As 2020 progressed, the pandemic, the economic downturn, and a growing reckoning with racial injustice in the United States converged to place economic, social, and public health strains on local governments. Efforts are now underway by these governments to help their communities recover. As they do so, there is an opportunity to implement local changes that can deliver multiple community benefits while also helping to accelerate recoveries. There is an opportunity to build back better.

Air quality and equity are highly interconnected issues. And there are actions cities can take to help address them both simultaneously. This report outlines four strategies that cities can use to improve air quality, mitigate the impact of the recession, and promote an equitable recovery:

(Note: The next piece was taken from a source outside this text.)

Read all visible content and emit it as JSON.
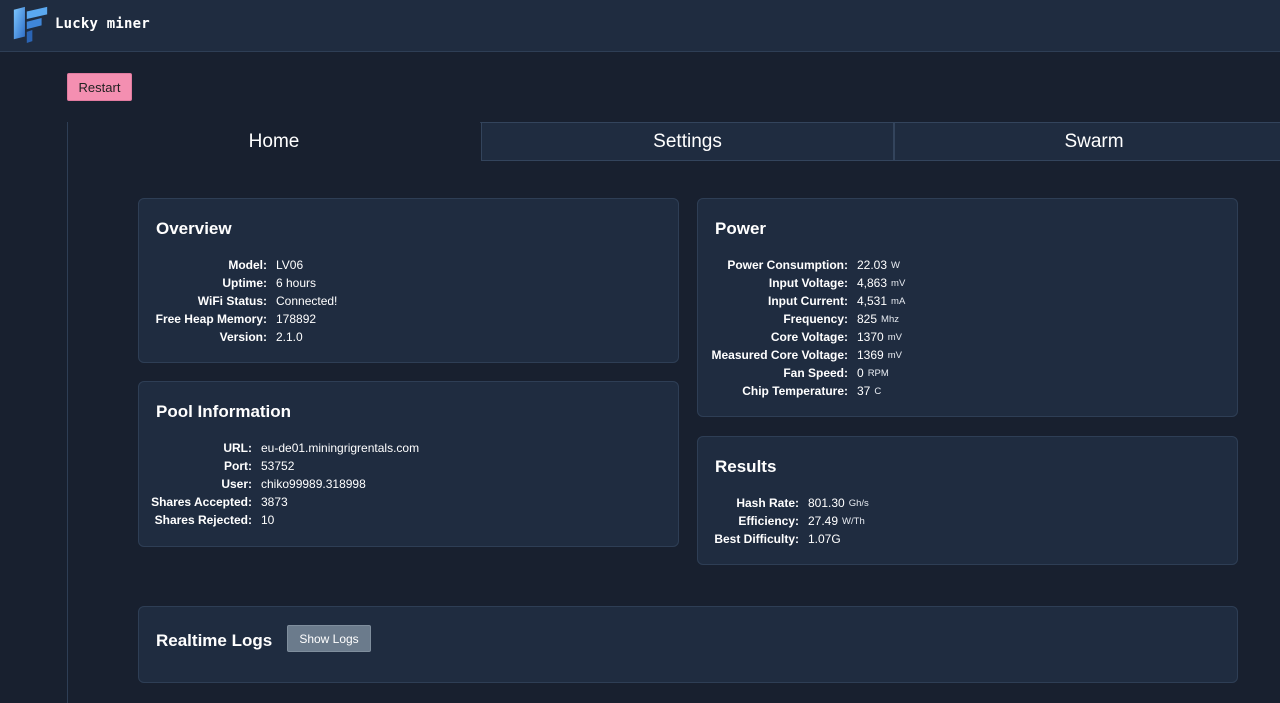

  • Phase out the use of fossil fuels in residential and commercial buildings: All-electric buildings have substantially reduced indoor air pollution, providing significant health and economic benefits.
  • Improve access without relying on single-occupancy vehicles and accelerate vehicle electrification: Mobility solutions that prioritize people over cars enable equitable access to places of employment, healthcare, food, and recreation, while vehicle electrification is a vital and necessary strategy to reduce air pollution.
  • Invest in urban greening: Urban forests and wetlands impact air quality, carbon sequestration, and water management. They also positively affect quality of life, mental health, economic performance, property values, and community resilience.
  • Engage utilities to clean up the grid: Municipalities are large energy customers that can wield influence on utilities to transform their energy mix toward clean sources. Clean electricity generation eliminates emissions from fossil fuel combustion and improves air quality within city borders and beyond.

The report explains the key actions cities can take to implement these strategies and the multiple benefits that can be expected to result from them. These strategies can be a core component of local government efforts across the country to ensure their communities recover and build back better from the challenges of 2020.